▶ Website and app data records
################
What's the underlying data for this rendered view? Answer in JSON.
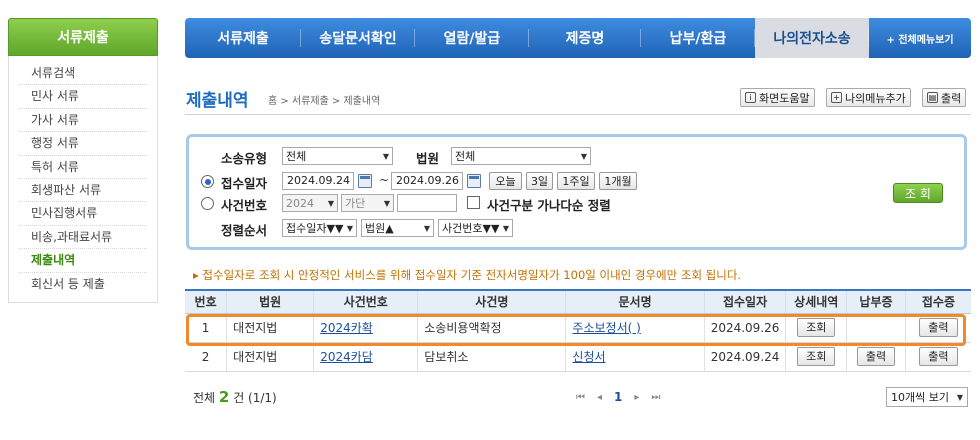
{
  "sidebar": {
    "header": "서류제출",
    "items": [
      "서류검색",
      "민사 서류",
      "가사 서류",
      "행정 서류",
      "특허 서류",
      "회생파산 서류",
      "민사집행서류",
      "비송,과태료서류",
      "제출내역",
      "회신서 등 제출"
    ],
    "active_index": 8
  },
  "topnav": {
    "items": [
      "서류제출",
      "송달문서확인",
      "열람/발급",
      "제증명",
      "납부/환급",
      "나의전자소송"
    ],
    "all_menu": "+ 전체메뉴보기",
    "active_index": 5
  },
  "page": {
    "title": "제출내역",
    "breadcrumb": "홈 > 서류제출 > 제출내역",
    "help_btn": "화면도움말",
    "mymenu_btn": "나의메뉴추가",
    "print_btn": "출력"
  },
  "search": {
    "case_type_label": "소송유형",
    "case_type_value": "전체",
    "court_label": "법원",
    "court_value": "전체",
    "receipt_date_label": "접수일자",
    "date_from": "2024.09.24",
    "date_sep": "~",
    "date_to": "2024.09.26",
    "quick_ranges": [
      "오늘",
      "3일",
      "1주일",
      "1개월"
    ],
    "case_no_label": "사건번호",
    "year_value": "2024",
    "case_kind_value": "가단",
    "case_no_value": "",
    "sort_checkbox_label": "사건구분 가나다순 정렬",
    "order_label": "정렬순서",
    "order_1": "접수일자▼▼",
    "order_2": "법원▲",
    "order_3": "사건번호▼▼",
    "search_btn": "조 회"
  },
  "notice": "▸ 접수일자로 조회 시 안정적인 서비스를 위해 접수일자 기준 전자서명일자가 100일 이내인 경우에만 조회 됩니다.",
  "table": {
    "headers": [
      "번호",
      "법원",
      "사건번호",
      "사건명",
      "문서명",
      "접수일자",
      "상세내역",
      "납부증",
      "접수증"
    ],
    "rows": [
      {
        "no": "1",
        "court": "대전지법",
        "case_no": "2024카확",
        "case_name": "소송비용액확정",
        "doc": "주소보정서(         )",
        "date": "2024.09.26",
        "detail": "조회",
        "pay": "",
        "receipt": "출력"
      },
      {
        "no": "2",
        "court": "대전지법",
        "case_no": "2024카담",
        "case_name": "담보취소",
        "doc": "신청서",
        "date": "2024.09.24",
        "detail": "조회",
        "pay": "출력",
        "receipt": "출력"
      }
    ]
  },
  "footer": {
    "total_prefix": "전체",
    "total_count": "2",
    "total_suffix": "건 (1/1)",
    "pager_first": "⏮",
    "pager_prev": "◂",
    "current_page": "1",
    "pager_next": "▸",
    "pager_last": "⏭",
    "per_page": "10개씩 보기"
  },
  "colors": {
    "accent_green": "#5fa72a",
    "nav_blue": "#1f63b5",
    "highlight_orange": "#f08a2a"
  }
}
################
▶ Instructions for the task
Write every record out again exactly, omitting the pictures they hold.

▶ Exercise result
What's the underlying data for this rendered view? Answer in JSON.
{
  "sidebar": {
    "header": "서류제출",
    "items": [
      "서류검색",
      "민사 서류",
      "가사 서류",
      "행정 서류",
      "특허 서류",
      "회생파산 서류",
      "민사집행서류",
      "비송,과태료서류",
      "제출내역",
      "회신서 등 제출"
    ],
    "active_index": 8
  },
  "topnav": {
    "items": [
      "서류제출",
      "송달문서확인",
      "열람/발급",
      "제증명",
      "납부/환급",
      "나의전자소송"
    ],
    "all_menu": "+ 전체메뉴보기",
    "active_index": 5
  },
  "page": {
    "title": "제출내역",
    "breadcrumb": "홈 > 서류제출 > 제출내역",
    "help_btn": "화면도움말",
    "mymenu_btn": "나의메뉴추가",
    "print_btn": "출력"
  },
  "search": {
    "case_type_label": "소송유형",
    "case_type_value": "전체",
    "court_label": "법원",
    "court_value": "전체",
    "receipt_date_label": "접수일자",
    "date_from": "2024.09.24",
    "date_sep": "~",
    "date_to": "2024.09.26",
    "quick_ranges": [
      "오늘",
      "3일",
      "1주일",
      "1개월"
    ],
    "case_no_label": "사건번호",
    "year_value": "2024",
    "case_kind_value": "가단",
    "case_no_value": "",
    "sort_checkbox_label": "사건구분 가나다순 정렬",
    "order_label": "정렬순서",
    "order_1": "접수일자▼▼",
    "order_2": "법원▲",
    "order_3": "사건번호▼▼",
    "search_btn": "조 회"
  },
  "notice": "▸ 접수일자로 조회 시 안정적인 서비스를 위해 접수일자 기준 전자서명일자가 100일 이내인 경우에만 조회 됩니다.",
  "table": {
    "headers": [
      "번호",
      "법원",
      "사건번호",
      "사건명",
      "문서명",
      "접수일자",
      "상세내역",
      "납부증",
      "접수증"
    ],
    "rows": [
      {
        "no": "1",
        "court": "대전지법",
        "case_no": "2024카확",
        "case_name": "소송비용액확정",
        "doc": "주소보정서(         )",
        "date": "2024.09.26",
        "detail": "조회",
        "pay": "",
        "receipt": "출력"
      },
      {
        "no": "2",
        "court": "대전지법",
        "case_no": "2024카담",
        "case_name": "담보취소",
        "doc": "신청서",
        "date": "2024.09.24",
        "detail": "조회",
        "pay": "출력",
        "receipt": "출력"
      }
    ]
  },
  "footer": {
    "total_prefix": "전체",
    "total_count": "2",
    "total_suffix": "건 (1/1)",
    "pager_first": "⏮",
    "pager_prev": "◂",
    "current_page": "1",
    "pager_next": "▸",
    "pager_last": "⏭",
    "per_page": "10개씩 보기"
  },
  "colors": {
    "accent_green": "#5fa72a",
    "nav_blue": "#1f63b5",
    "highlight_orange": "#f08a2a"
  }
}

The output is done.